We all know the “Location, Location, Location” mantra of real estate agents, so why isn’t “Spell-check, Spell-check, Spell-check” the mantra of web site developers?
Finding an incorrect spelling
Call me crazy, but given that practically every content creation software application includes a spell-check function, there is no excuse for spelling errors on web pages. Agreed that certain language variations spell certain words differently (the British English “colour” versus the US English “color” is but one example) and that the geographic-appropriate spelling format is typically used by default in most instances, but a spelling error in any language variation is still a spelling error.

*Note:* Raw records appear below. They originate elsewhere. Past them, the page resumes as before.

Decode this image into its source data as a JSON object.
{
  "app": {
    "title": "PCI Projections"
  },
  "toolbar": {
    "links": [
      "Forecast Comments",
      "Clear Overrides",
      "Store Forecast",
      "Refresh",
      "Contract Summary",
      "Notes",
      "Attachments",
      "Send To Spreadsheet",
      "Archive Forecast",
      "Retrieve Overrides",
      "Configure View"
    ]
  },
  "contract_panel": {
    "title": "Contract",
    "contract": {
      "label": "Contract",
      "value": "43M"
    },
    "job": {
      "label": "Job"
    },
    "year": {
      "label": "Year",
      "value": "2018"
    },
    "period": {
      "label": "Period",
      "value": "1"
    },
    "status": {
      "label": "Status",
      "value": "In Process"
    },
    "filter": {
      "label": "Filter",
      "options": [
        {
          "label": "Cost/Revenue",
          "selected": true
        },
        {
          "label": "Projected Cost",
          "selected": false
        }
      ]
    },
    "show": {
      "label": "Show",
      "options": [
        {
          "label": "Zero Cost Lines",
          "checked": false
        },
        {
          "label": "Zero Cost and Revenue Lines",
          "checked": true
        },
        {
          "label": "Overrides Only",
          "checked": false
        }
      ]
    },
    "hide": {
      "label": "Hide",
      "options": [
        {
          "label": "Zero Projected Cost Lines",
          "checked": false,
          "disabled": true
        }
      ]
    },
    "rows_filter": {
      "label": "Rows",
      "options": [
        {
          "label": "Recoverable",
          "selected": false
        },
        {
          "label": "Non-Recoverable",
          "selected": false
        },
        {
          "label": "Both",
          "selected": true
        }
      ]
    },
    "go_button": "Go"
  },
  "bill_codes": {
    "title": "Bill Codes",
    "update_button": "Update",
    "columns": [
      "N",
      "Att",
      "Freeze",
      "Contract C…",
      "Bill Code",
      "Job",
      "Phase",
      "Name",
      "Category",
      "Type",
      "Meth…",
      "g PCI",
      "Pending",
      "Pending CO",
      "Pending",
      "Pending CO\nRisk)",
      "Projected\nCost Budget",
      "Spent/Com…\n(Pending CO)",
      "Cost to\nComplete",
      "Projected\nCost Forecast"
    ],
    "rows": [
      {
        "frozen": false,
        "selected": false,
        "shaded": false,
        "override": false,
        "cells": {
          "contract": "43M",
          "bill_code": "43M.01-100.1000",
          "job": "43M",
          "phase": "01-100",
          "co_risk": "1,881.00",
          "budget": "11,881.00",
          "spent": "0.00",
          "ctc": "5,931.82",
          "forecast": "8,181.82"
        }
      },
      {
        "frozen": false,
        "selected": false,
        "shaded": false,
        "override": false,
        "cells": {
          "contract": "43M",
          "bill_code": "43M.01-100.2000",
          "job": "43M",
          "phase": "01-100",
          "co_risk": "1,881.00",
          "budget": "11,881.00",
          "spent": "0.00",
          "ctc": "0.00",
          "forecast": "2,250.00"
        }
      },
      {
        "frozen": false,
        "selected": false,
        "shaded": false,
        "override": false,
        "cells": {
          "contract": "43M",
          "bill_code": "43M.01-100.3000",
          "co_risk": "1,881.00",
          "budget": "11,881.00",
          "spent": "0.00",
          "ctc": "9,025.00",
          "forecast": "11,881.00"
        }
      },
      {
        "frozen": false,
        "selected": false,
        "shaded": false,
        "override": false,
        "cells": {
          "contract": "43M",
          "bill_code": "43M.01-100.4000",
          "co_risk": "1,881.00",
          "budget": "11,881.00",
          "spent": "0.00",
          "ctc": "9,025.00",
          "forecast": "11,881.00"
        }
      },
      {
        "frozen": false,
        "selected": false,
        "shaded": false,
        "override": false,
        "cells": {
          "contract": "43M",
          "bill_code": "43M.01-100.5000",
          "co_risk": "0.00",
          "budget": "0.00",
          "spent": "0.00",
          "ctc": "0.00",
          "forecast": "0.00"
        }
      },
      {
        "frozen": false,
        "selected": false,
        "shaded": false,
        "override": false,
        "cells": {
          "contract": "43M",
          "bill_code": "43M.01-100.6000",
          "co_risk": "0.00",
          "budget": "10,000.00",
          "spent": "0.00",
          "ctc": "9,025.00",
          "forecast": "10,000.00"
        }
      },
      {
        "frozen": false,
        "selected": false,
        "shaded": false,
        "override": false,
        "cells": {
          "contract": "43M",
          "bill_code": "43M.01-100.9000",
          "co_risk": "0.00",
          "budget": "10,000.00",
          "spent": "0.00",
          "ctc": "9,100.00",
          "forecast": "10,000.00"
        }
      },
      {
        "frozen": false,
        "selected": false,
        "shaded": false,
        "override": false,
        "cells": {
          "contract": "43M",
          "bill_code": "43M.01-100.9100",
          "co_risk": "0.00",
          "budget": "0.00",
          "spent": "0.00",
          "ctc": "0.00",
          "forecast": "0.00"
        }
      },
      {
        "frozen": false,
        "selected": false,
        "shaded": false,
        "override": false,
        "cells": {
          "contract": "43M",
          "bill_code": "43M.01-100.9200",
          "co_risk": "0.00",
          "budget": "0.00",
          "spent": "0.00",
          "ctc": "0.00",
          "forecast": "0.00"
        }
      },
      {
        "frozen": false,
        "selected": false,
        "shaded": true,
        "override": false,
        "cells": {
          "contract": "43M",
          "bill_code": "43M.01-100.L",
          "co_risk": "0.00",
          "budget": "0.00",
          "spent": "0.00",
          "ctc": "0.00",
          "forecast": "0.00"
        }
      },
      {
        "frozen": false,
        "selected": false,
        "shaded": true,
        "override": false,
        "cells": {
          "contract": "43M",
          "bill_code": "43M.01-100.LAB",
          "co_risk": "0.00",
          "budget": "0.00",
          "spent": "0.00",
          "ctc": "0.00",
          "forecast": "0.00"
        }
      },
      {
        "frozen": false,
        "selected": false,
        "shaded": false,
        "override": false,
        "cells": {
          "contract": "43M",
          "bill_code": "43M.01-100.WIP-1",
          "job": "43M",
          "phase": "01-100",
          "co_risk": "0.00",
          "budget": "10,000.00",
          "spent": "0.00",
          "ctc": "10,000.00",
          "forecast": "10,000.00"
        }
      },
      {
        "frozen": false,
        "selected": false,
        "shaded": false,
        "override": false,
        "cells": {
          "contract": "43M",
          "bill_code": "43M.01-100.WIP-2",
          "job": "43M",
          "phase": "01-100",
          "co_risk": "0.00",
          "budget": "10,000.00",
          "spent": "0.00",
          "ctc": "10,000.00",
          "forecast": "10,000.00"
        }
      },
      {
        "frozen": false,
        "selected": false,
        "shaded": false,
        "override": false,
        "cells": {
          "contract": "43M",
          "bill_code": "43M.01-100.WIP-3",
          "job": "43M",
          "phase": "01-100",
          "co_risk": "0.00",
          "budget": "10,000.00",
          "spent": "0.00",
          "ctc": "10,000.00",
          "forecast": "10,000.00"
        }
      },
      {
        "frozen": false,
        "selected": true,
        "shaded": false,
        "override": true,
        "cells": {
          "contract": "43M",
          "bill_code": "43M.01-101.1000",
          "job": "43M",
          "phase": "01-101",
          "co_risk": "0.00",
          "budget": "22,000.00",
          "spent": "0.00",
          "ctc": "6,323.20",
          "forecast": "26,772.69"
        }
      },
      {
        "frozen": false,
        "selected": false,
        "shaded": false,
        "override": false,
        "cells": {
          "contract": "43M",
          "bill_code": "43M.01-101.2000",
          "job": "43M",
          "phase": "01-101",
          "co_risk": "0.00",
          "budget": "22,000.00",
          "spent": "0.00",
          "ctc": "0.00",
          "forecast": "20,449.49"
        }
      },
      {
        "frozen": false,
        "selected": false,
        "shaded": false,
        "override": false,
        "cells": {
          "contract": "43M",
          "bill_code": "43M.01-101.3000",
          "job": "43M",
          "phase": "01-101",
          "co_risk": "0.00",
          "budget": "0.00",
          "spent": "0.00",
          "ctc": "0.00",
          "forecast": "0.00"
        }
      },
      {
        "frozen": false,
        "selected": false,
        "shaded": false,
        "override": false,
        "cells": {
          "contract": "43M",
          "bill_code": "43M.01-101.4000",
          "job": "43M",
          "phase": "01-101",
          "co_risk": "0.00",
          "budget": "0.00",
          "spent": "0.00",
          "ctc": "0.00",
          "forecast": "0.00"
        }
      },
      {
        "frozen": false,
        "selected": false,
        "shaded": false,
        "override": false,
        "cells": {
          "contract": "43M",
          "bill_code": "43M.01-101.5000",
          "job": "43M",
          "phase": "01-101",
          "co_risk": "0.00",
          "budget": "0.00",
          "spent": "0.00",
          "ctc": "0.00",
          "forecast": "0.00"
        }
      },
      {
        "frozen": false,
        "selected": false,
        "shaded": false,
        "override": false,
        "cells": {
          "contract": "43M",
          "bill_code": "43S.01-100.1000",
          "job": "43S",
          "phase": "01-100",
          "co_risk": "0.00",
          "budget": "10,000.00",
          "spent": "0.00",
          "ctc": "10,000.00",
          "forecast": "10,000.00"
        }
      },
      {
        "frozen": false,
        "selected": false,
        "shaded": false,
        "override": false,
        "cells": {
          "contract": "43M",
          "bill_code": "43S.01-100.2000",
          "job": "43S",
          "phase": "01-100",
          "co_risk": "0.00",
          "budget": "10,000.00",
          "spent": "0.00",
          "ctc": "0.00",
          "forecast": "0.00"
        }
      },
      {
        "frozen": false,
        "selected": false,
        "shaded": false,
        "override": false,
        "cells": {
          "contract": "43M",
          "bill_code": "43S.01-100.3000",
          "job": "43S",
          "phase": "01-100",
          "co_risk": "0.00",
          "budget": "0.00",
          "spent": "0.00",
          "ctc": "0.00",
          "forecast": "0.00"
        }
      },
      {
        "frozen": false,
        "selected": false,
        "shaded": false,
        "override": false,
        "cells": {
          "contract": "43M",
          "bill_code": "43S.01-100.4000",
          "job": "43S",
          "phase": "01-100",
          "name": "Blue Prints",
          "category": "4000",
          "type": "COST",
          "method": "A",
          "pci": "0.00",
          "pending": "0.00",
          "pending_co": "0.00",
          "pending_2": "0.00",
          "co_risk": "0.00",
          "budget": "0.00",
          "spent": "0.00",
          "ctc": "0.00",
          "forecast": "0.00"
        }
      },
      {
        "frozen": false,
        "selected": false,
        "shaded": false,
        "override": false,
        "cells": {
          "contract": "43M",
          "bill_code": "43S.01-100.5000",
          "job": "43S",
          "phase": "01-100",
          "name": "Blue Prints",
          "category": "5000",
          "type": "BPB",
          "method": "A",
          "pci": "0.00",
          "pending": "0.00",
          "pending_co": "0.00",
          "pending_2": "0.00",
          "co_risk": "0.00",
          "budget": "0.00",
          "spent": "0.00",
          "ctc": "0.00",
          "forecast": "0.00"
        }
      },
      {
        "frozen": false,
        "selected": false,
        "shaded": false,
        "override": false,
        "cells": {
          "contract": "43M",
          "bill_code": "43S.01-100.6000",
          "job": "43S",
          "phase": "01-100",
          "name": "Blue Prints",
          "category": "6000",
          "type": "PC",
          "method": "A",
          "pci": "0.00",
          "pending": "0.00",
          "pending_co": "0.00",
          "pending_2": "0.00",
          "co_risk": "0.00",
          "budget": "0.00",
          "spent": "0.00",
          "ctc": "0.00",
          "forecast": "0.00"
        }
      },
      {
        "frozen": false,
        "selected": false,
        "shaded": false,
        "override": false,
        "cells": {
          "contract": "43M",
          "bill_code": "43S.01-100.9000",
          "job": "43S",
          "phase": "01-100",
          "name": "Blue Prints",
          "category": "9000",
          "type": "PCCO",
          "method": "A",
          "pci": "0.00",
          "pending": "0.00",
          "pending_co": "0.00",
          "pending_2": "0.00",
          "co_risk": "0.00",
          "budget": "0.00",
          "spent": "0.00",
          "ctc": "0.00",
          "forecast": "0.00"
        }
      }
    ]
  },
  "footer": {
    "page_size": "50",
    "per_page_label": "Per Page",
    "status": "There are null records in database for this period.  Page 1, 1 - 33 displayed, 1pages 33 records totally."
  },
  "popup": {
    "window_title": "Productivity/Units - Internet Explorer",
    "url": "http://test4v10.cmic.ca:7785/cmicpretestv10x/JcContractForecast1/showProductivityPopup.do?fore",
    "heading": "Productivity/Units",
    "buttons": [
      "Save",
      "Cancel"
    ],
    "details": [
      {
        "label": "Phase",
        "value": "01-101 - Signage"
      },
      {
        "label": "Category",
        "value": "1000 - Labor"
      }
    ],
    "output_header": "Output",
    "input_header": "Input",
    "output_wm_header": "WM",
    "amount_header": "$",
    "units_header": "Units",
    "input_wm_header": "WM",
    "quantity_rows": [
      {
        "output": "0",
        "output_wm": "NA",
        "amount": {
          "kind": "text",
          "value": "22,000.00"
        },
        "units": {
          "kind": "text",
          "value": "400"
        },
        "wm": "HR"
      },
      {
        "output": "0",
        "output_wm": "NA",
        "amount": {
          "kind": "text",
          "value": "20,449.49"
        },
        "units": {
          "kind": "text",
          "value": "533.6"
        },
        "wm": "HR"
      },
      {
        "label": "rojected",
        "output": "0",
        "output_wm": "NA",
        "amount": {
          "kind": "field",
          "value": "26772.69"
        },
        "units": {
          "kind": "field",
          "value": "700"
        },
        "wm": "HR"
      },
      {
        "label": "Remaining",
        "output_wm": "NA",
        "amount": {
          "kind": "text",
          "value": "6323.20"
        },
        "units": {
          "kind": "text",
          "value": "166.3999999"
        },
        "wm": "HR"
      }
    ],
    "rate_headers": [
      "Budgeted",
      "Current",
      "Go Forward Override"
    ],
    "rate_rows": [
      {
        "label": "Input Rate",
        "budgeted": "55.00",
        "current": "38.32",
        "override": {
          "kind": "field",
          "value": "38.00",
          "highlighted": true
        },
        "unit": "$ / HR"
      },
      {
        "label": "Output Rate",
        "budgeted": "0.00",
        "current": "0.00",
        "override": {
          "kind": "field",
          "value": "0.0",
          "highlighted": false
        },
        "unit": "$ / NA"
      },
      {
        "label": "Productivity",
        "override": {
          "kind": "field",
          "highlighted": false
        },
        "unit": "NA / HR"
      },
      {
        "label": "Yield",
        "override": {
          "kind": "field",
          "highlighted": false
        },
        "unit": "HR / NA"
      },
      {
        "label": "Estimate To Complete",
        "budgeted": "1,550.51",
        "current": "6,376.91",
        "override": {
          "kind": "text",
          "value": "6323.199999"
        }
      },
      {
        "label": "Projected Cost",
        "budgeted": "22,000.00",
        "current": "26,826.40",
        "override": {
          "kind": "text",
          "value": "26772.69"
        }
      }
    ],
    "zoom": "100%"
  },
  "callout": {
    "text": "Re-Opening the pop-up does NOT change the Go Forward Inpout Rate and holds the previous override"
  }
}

Case in point: I am attending the Nerium Fall Bash in Anaheim next weekend (November 8-11) and previously booked a hotel room through a travel website. Earlier this week I decided to look at the hotel’s own website to determine its location in relation to the Anaheim Conversion Center (where the event is occurring) to see room pictures, location map etc. Not knowing the actual URL for the hotel I performed a Google search and then clicked on the first search result. The layout of the page content was clearly well-planned and designed, the Disneyland Good Neighbor Hotel logo was displayed prominently, and then I noticed it…the incorrect spelling!
Anatomy of the incorrect spelling
The incorrect spelling appears in the first of a series of 4 buttons located on the right side of the web page. In large capital letters, the button declares “AMMENITIES” in white text on a marbled blue background. The offending button appears below the fold so one must scroll to the midpoint of the page to see it, but once unveiled the spelling error stands out like a sore thumb.
The footer at the base of the page indicates both the individual and web design company responsible for creating the page so I emailed both of them as well as the hotel chain to make them aware of the error. Thus far, none have acknowledged my email nor have they corrected the error.
Your initial reaction to this blog might be exactly that – yeah so? No-one’s perfect and bad spellings happen. Which is a fair argument, and I am most certainly not affiliated in any way with the Spell-Check police. However, I will remind you that it’s 2012 and practically every HTML editor and free web page creation application features a basic spell-check utility. Indeed, some of them run the spell-check dynamically so you become aware of your spelling errors seconds after making them.. Absent a spell-checker, it’s hardly difficult to copy your page content into any text editor or email application to utilize its spell-checking capabilities. Having a peer review the content is also a sure-fire way of catching most incorrect spellings.
The bigger deal with incorrect spellings in web content, apart from how badly it reflects upon the content developer and institution, is how the average consumer might react to the content.
Consumers are becoming more aware of malicious email messages and many of the elements that characterize such email hold true also for malicious websites. One of those characteristics is incorrect spelling – ‘course, how someone can spoof a valid website and still introduce spelling errors is beyond me but there you go. So I was somewhat amused by how my appreciation for the page changed once I noticed the spelling error – my first reaction was to leave the page immediately! Had I actually clicked through the page and made a reservation I would still be fretting about whether I had compromised my credit card.
Another spelling error appears
While looking at the page again as I wrote this post I discovered ANOTHER spelling error! The text in the page tab reads “Welcome to Travelodge Aneheim! – A Disney Good Neighbor Hotel” (the redaction of the hotel chain’s name was my decision; the incorrect spelling of Anaheim was not). Perhaps I should email the good folks at Disney instead.
UPDATE: I received an email from the manager of the hotel in question, which included in the body the email he had received from someone at the corporate level of the hotel chain. Apparently the previous owners of the hotel franchise for that location had commissioned the webpage but it should have been taken down several years ago and the current owners of the franchise were unaware of its existence! So my reporting of the spelling error actually helped correct an issue that had existed for several years. Which proves that when you click the “Contact us” or ‘Contact the webmaster” link on a webpage, someone on the other end does receive your email and acts on it where appropriate.
I’m a Nerium Independent Brand Partner, I’m eliminating my wrinkles and fine lines with NeriumAD, and you’ll always find great information about NeriumAD at my website: http://www.nerium.com/default.aspx?ID=shywitness